The first four months of the year were a grind. The northeast received an excessive amount of snow that refused to melt, which made winter running as difficult as it can get. I was also dealing with soleus pain that I couldn’t (and still can’t) diagnose. And having two kids made it pretty hard to get out for longer runs on a regular basis.

A major breakthrough came in May when the first real mileage test of the year, the Dirty German 25k, made my soleus neither better or worse – so I decided to pull a Hebner and “just fucking run” (JFR) from there to see what would happen.

JFR is exactly what happened. Life Mapping at the beach, another 100 mile DNF (ugh), and a Boulder Field 50k with minimal additional training. My soleus still hurts, but it held up through a pretty rigorous summer of training.

And now I’m done with 2021k, but still running – and Hebner is getting closer to done every day as he trains for his first marathon attempt at the NYC Marathon in November.


Zooming out on this five year journey puts things into a different perspective. Individual runs have less importance, with only the giant uptick of an ultramarathon being noticeable at all. What becomes more clear are the swings in momentum that take months of consistent running to play out. And it almost looks like my pace has improved…

Probably the most important change that has occurred over the last 12,000 kilometers is that running has become a normal occurrence. It just gets done, no matter how I feel, what time of day it is, or what the weather is like outside. There aren’t many excuses that I allow myself to use anymore.

This spreadsheet is responsible for a lot. I’m disciplined. I’m healthy. I’ve been in the right place at the right time to see some pretty cool stuff, and forged some new bonds along the way.

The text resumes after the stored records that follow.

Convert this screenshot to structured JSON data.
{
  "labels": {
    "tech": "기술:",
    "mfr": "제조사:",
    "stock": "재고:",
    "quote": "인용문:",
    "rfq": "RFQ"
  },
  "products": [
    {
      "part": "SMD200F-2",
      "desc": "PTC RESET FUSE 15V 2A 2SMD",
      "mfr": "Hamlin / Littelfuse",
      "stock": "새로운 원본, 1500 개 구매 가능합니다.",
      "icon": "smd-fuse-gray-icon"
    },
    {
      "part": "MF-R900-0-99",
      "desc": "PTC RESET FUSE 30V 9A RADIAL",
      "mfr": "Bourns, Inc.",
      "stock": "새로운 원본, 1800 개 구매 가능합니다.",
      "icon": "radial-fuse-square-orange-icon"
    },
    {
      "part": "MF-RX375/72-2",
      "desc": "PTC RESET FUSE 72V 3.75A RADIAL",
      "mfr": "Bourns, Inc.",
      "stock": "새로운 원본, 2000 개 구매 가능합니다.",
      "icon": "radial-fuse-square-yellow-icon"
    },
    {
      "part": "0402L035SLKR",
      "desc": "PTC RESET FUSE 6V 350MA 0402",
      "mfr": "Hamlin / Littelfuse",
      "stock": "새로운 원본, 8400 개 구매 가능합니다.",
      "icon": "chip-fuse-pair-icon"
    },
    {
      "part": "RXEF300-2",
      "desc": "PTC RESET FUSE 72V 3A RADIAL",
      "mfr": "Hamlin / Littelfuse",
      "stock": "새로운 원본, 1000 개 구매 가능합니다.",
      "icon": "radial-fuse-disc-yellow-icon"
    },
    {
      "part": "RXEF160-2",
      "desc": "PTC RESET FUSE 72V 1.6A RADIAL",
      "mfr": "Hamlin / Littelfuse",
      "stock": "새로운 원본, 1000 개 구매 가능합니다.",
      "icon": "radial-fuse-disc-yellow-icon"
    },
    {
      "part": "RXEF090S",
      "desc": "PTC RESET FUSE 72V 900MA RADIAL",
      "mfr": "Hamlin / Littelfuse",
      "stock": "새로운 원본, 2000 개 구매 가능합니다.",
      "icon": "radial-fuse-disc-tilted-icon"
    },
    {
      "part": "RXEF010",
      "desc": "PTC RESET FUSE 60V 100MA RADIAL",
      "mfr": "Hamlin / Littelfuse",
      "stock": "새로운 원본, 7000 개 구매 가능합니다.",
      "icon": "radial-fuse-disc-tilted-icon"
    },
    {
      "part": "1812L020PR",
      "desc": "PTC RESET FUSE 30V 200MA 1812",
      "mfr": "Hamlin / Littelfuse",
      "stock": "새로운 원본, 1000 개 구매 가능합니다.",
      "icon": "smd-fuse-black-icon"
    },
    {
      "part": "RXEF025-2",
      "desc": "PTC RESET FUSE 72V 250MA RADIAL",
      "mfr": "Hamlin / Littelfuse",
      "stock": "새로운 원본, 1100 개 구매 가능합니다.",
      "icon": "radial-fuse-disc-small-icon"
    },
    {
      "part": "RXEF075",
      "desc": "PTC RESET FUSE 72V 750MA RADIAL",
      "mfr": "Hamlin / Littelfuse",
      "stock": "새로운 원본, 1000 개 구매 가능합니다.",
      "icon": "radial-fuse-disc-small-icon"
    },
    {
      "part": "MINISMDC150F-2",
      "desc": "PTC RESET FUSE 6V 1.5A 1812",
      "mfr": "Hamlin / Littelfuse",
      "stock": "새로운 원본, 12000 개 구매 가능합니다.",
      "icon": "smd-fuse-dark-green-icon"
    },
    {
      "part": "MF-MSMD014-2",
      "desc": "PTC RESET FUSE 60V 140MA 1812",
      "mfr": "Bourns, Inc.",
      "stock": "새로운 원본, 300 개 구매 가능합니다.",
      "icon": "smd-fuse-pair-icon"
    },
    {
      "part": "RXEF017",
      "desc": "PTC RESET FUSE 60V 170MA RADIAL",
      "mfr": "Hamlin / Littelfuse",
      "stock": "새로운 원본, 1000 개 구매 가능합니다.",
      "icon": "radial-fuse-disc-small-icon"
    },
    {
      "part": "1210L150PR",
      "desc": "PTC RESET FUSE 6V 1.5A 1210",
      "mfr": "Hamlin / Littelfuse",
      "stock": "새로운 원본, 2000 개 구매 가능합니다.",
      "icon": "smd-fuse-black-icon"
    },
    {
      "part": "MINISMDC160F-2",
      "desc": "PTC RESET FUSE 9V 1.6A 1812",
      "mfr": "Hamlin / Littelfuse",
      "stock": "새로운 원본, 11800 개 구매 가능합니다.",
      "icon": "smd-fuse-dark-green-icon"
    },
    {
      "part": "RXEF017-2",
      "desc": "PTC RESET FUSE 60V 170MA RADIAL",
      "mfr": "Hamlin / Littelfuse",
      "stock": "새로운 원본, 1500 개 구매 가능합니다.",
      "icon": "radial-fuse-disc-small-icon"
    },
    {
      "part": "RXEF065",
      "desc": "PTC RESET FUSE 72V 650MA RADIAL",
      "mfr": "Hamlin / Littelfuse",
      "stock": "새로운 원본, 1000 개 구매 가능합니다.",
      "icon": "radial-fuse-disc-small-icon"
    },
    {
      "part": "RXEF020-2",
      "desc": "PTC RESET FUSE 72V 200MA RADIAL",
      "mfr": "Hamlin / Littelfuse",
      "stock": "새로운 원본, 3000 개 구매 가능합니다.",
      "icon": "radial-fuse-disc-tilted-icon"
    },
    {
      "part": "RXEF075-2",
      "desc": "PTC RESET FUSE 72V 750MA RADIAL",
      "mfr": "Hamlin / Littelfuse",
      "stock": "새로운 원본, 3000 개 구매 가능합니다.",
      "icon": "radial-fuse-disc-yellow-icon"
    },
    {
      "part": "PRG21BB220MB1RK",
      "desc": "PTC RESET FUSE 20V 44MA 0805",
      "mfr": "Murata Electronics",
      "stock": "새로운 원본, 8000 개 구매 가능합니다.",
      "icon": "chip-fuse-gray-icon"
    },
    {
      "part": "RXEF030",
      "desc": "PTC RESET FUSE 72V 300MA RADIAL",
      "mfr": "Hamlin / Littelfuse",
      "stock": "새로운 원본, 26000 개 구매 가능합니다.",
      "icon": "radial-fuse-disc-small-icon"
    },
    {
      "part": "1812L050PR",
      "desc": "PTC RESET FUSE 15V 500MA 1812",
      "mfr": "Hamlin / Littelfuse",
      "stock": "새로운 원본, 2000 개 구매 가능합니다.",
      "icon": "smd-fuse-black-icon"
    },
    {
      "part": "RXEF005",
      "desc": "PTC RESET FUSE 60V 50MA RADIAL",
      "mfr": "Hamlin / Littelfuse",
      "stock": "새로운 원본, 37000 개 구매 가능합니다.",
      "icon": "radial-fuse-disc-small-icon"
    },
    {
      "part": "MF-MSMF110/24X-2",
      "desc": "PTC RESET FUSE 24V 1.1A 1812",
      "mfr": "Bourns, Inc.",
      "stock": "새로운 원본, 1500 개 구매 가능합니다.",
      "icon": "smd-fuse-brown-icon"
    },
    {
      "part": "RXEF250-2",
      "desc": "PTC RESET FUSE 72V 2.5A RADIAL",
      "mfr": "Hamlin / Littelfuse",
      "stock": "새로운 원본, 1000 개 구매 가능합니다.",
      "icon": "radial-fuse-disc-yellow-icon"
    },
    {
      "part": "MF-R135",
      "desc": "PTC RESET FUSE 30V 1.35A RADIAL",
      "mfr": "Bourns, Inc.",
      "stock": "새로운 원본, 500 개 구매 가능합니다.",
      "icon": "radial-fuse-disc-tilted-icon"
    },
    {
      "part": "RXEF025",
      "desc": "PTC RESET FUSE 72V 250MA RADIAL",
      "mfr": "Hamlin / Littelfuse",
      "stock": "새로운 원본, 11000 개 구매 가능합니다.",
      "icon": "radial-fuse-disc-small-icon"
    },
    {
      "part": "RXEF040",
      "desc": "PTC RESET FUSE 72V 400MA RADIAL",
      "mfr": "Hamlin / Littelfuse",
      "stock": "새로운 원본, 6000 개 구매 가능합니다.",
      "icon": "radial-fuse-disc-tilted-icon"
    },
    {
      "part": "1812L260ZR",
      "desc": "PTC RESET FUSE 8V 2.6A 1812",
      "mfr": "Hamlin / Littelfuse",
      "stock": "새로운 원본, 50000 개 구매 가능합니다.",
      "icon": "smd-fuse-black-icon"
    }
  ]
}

What’s in store for 2022? It’s hard to say for sure, but definitely a shot at 2022k, hopefully some soleus relief, and maybe some elevation. The chart is going to need a new dimension to gamify hill repeats. Maybe I’ll get around to moving all of this into Data Studio.